The Manitoba government is earmarking $58 million to help kindergarten to Grade 12 schools deal with COVID-19 in the coming school year.
The funding announced Thursday includes about $15 million left over from federal money that was originally meant for pandemic preparations in the 2020-21 school year.
“We want to ensure that school divisions have these allocations well in advance as they plan for whatever next school year may look like,” Manitoba Education Minister Cliff Cullen said during a news conference Thursday afternoon.
Most of the $58 million in spending announced Thursday — $40 million — will go toward hiring more school staff, learning and technology, and workplace health and safety, a news release from the province said.
Of the remaining money, $6 million will be put aside for purchasing personal protective equipment, while $5 million will go to the Kindergarten to Grade 8 Remote Learning Support Centre — a support for students who cannot return to in-class learning due to medical reasons, the release said.
Another $7 million will be put toward contingency planning, including $5 million going into a “recovery learning fund,” the release says.
The fund is meant to address the effects of COVID-19 on student learning, such as mental health and wellness, literacy and numeracy, and student engagement.
If more money is needed so schools can keep students and staff safe from COVID-19, the province is committed to paying that price, Cullen said.
“This is the minimum amount that we will be providing to the school boards,” he said.
“We’re optimistic September will come and we’ll be closer to a normal school year than certainly what we are now. But we do recognize there’s going to be some recovery required and some catch-up required.”
The money will be made available to schools and school divisions in the same manner as this year, said Cullen. School divisions will submit their COVID-related expenses to the Department of Education and be reimbursed.
Each school division will receive a funding allocation, but the contingency fund will be available if they need more, said Cullen.
‘A lot of learning recovery required’
With the 2021-22 academic year still months away, Cullen says he made the funding announcement now to let school divisions know they should start preparing for once again juggling COVID-19 concerns with delivering education.
“We wanted to signal that we do have money set aside for them, so [they can] make sure that they’re taking the necessary steps,” said Cullen.
“Obviously, there will be a lot of learning recovery required. We’re not sure exactly what that’s going to look like, but school boards will be working on that.”
On Thursday, the province announced remote learning will continue for schools in Winnipeg and Brandon, as well as in the Red River Valley and Garden Valley school divisions, until at least June 7. Dauphin schools will continue with remote learning until at least June 9.
The extension of remote learning comes weeks into a series of widespread public health orders aimed at reducing close contacts and reducing pressure on Manitoba hospitals.

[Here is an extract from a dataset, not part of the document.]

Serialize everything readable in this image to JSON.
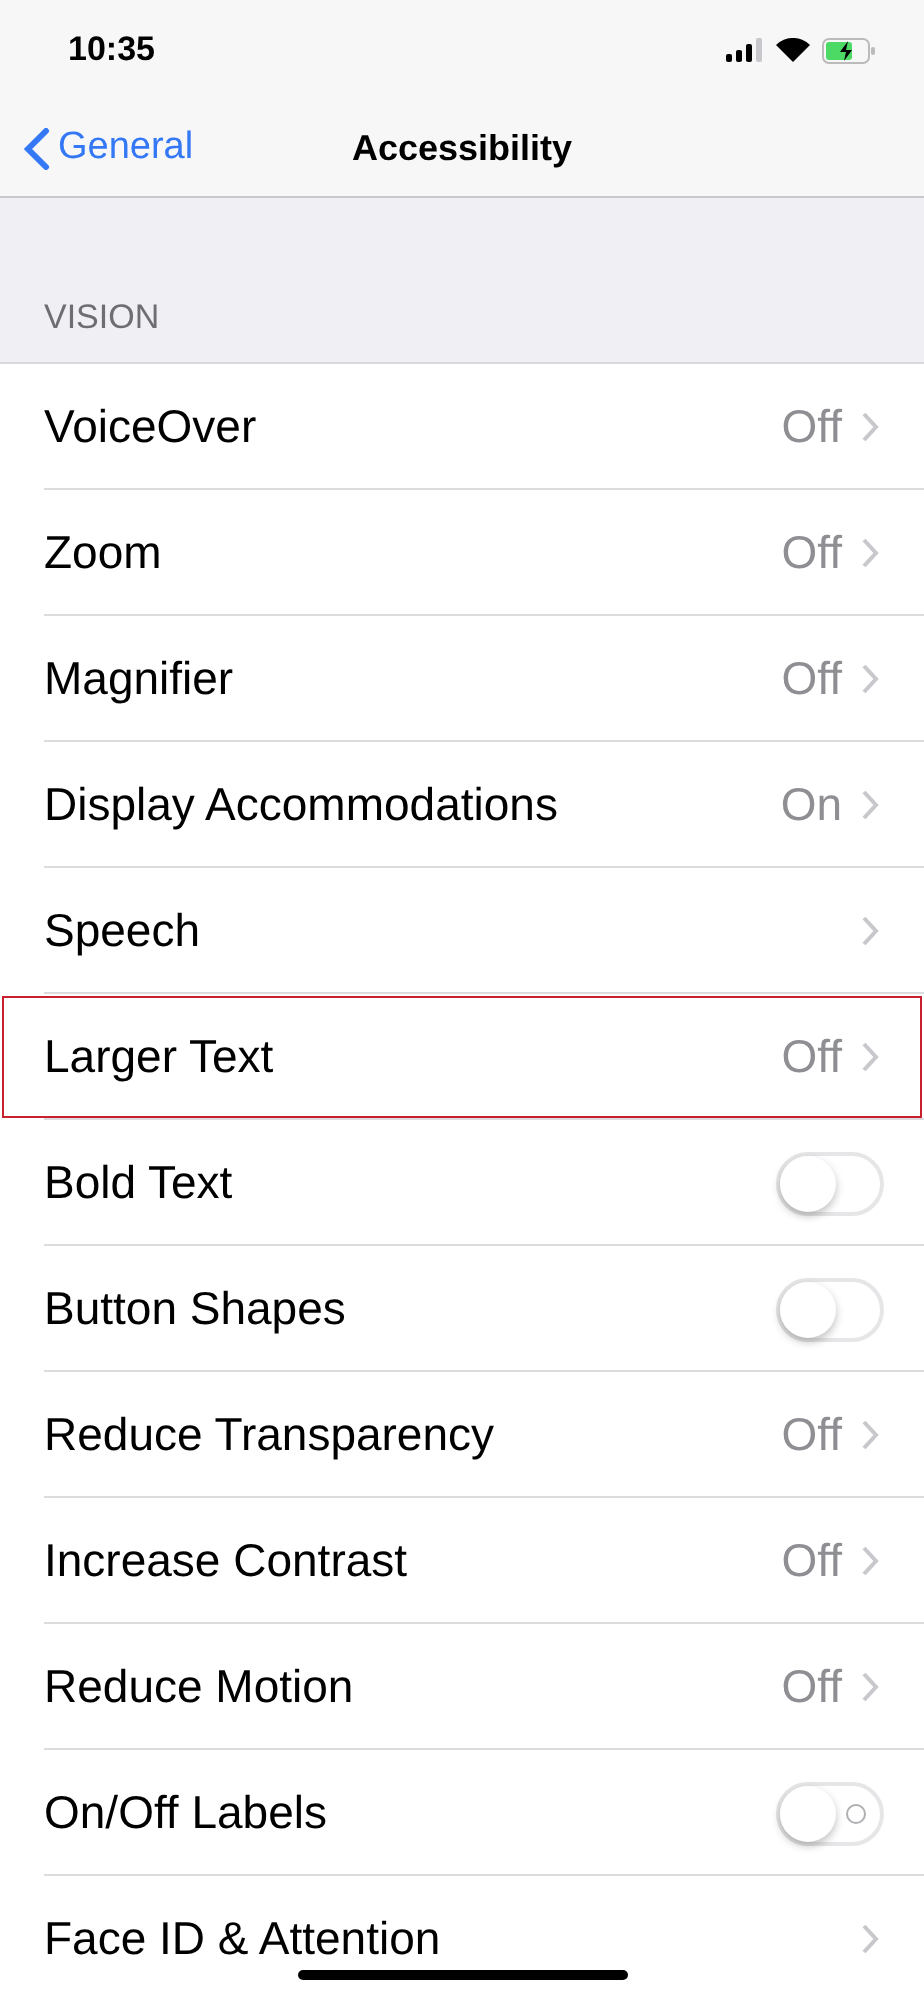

Chief Provincial Public Health Officer Dr. Brent Roussin said the hope is still to get students back into schools before the end of this academic year.
Cullen says there will be an announcement next week about where students will be learning from for the rest of the school year.
The education minister was cautious Thursday about predicting what needs to happen for in-class learning to occur come September.
The ministry will be working with public health officials to get their advice on what’s safe, he said, adding that the number of COVID-19 cases in the community and the strain on the health-care system at that time will likely be a factor.
CBC News contacted the department of public health to see if any benchmarks have been set to allow in-class learning in September, but they were unable to provide that information before deadline Thursday.
Funding announcement ‘disingenuous,’ says NDP
Nello Altomare, Opposition NDP education critic, is skeptical of the announced funding because he says the Progressive Conservatives have allocated money in the past but not spent it.
He cited the $85 million received from the Canadian government that was supposed to be put toward COVID-19-related costs in schools this year, but not all of which was used.
“It’s disingenuous. We don’t know that they’re actually going to follow through on it,” said Altomare in an interview with CBC News.
Planning for the next school must start now and a pandemic recovery plan for the education sector needs to be developed, he added.
James Bedford, president of the Manitoba Teachers’ Society, agrees that schools must prepare for what may lie ahead in September, despite how uncertain that appears right now.
Bedford, whose organization represents over 16,000 public school teachers, also sees the announced funding as affirmation the K-12 education system has been underfunded for several years.
“The system badly needs that extra money in order to ensure safety because there’s no money anywhere else in the system,” he said.